Each week we Jews greet the Sabbath, and each other, with the words “Shabbat Shalom”: may you have a peaceful Sabbath and day of rest.
Unfortunately, this past Shabbat, the Jewish world, and our country, was horrified to learn of the despicable evil committed by Robert Bowers, who entered the Tree of Life Synagogue in Pittsburgh, PA, and killed 11 worshipers. In addition, he wounded many others including several police officers who arrived to protect those present.
The ADL has pointed out that this is the single deadliest attack on the Jewish community in our country’s history. We call on all decent people to condemn hatred and acts of violence against the innocent, especially those who are peacefully practicing their religious beliefs.
In the Talmud, the rabbis ask, “Why did G-d originally create just one man, Adam?” Their answer:
“So that no one can say my ancestor was greater than yours.”
We are all G-d’s creation. May we join to bring peace to this world.
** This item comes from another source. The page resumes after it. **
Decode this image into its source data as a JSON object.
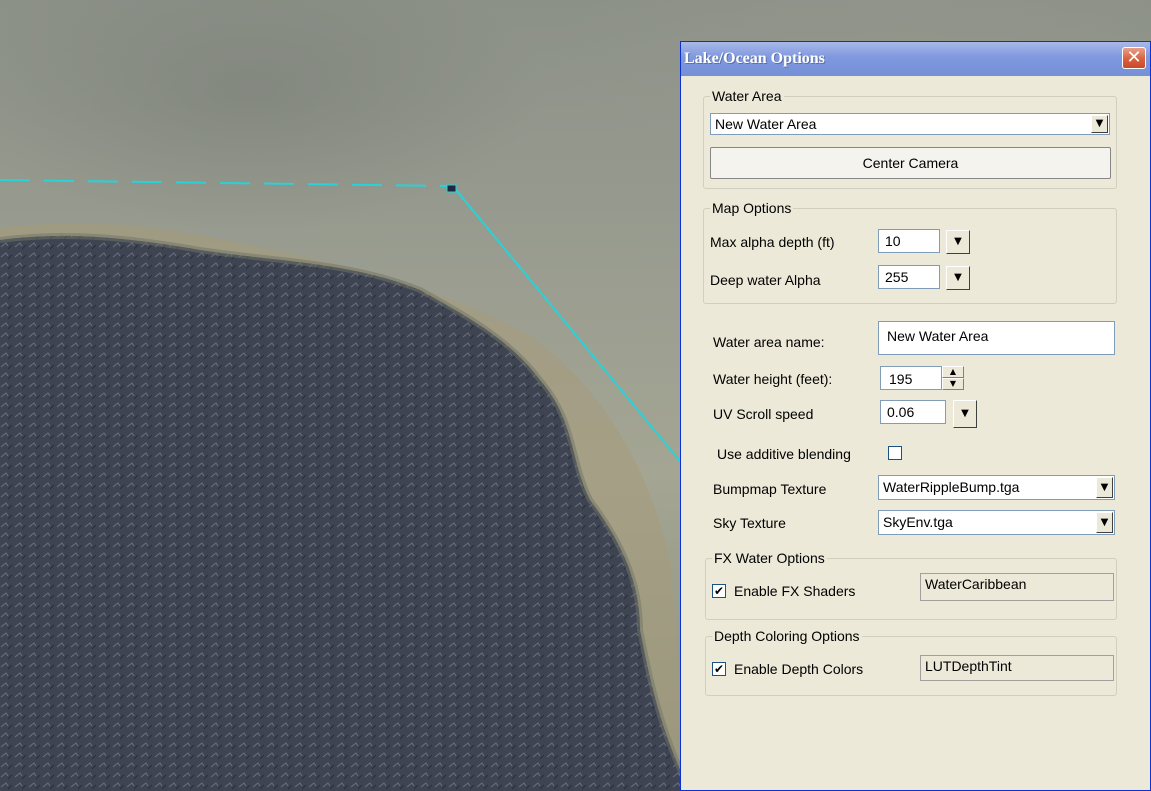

We are glad to have such a wonderful leader in Rabbi Sheldon Pennes. His humor, warmth and knowledge help nurture and engage our community.
His story began in a traditional Jewish family: His grandfather, an Orthodox Rabbi, was ordained at the well-known Slobodka Yeshiva in Lithuania, about one hundred years ago. The family came to the United States in 1923 and settled near relatives in Pittsburgh before heading west again to the Los Angeles area and settling in Alhambra, where Rabbi Pennes was born and raised. He attended the Alhambra Synagogue Center, which later became Temple Beth Torah.
In addition, Rabbi Pennes remembers attending services at the Breed Street Shul in Boyle Heights where his father would say “Kaddish” on weekdays. After his Bar Mitzvah, Rabbi Pennes continued his Jewish Studies at the Los Angeles Hebrew High School through his graduation from Alhambra High School. It was during that time that he became affiliated with Temple B’nai Emet, as Hebrew High classes met in Montebello during the week. Rabbi Pennes received his B.A. at U.C.L.A. while also studying at the University of Judaism at the same time.
After receiving his B.A. in 1972, he continued pre-Rabbinic studies at the U.J. and graduated with an additional B.A. in 1974. He next attended the Jewish Theological Seminary in New York receiving a Master’s degree in 1975 and ordination in 1978. During this time, he also studied for a year in Jerusalem, as well as at Columbia University in New York City.
After graduation Rabbi Pennes returned to Los Angeles, where he assumed his first pulpit in Newport Beach. The next year he married Wendy, who he had met while studying in Jerusalem. Together they have three children, Alice, Charlie and Sophie. Rabbi has a love for children, and a belief in teaching and role modeling the values of our tradition.
Rabbi Pennes began serving at Temple B’nai Emet in 1992. During his early tenure is when he says he began to fully appreciate Judaism’s (and his own) veneration of the wisdom that comes with aging as Temple B’nai Emet, like many religious communities, was aging in place while the surrounding communities were diversifying quickly.
In 2000, he began working in hospice and founded a Jewish Hospice support non-profit to provide help to the Jewish community. His experience with the reality of aging led him to the simple observations that the elderly are filled with wisdom and value. Indeed, if wisdom is a gauge, then age is beauty. The more we age, the more fruitful in wisdom we become. Respect, veneration, admiration - these are the basic parameters within which we approach aging, the aged, and the treatment of the elderly. Jewish tradition is suffused with sacred obligations regarding the aged.
This value system with our elders ensures that our future is strong as the Rabbi teaches is transmit our values and beliefs to each other as well as to future generations. This, indeed, is at the heart of a Jewish way of life.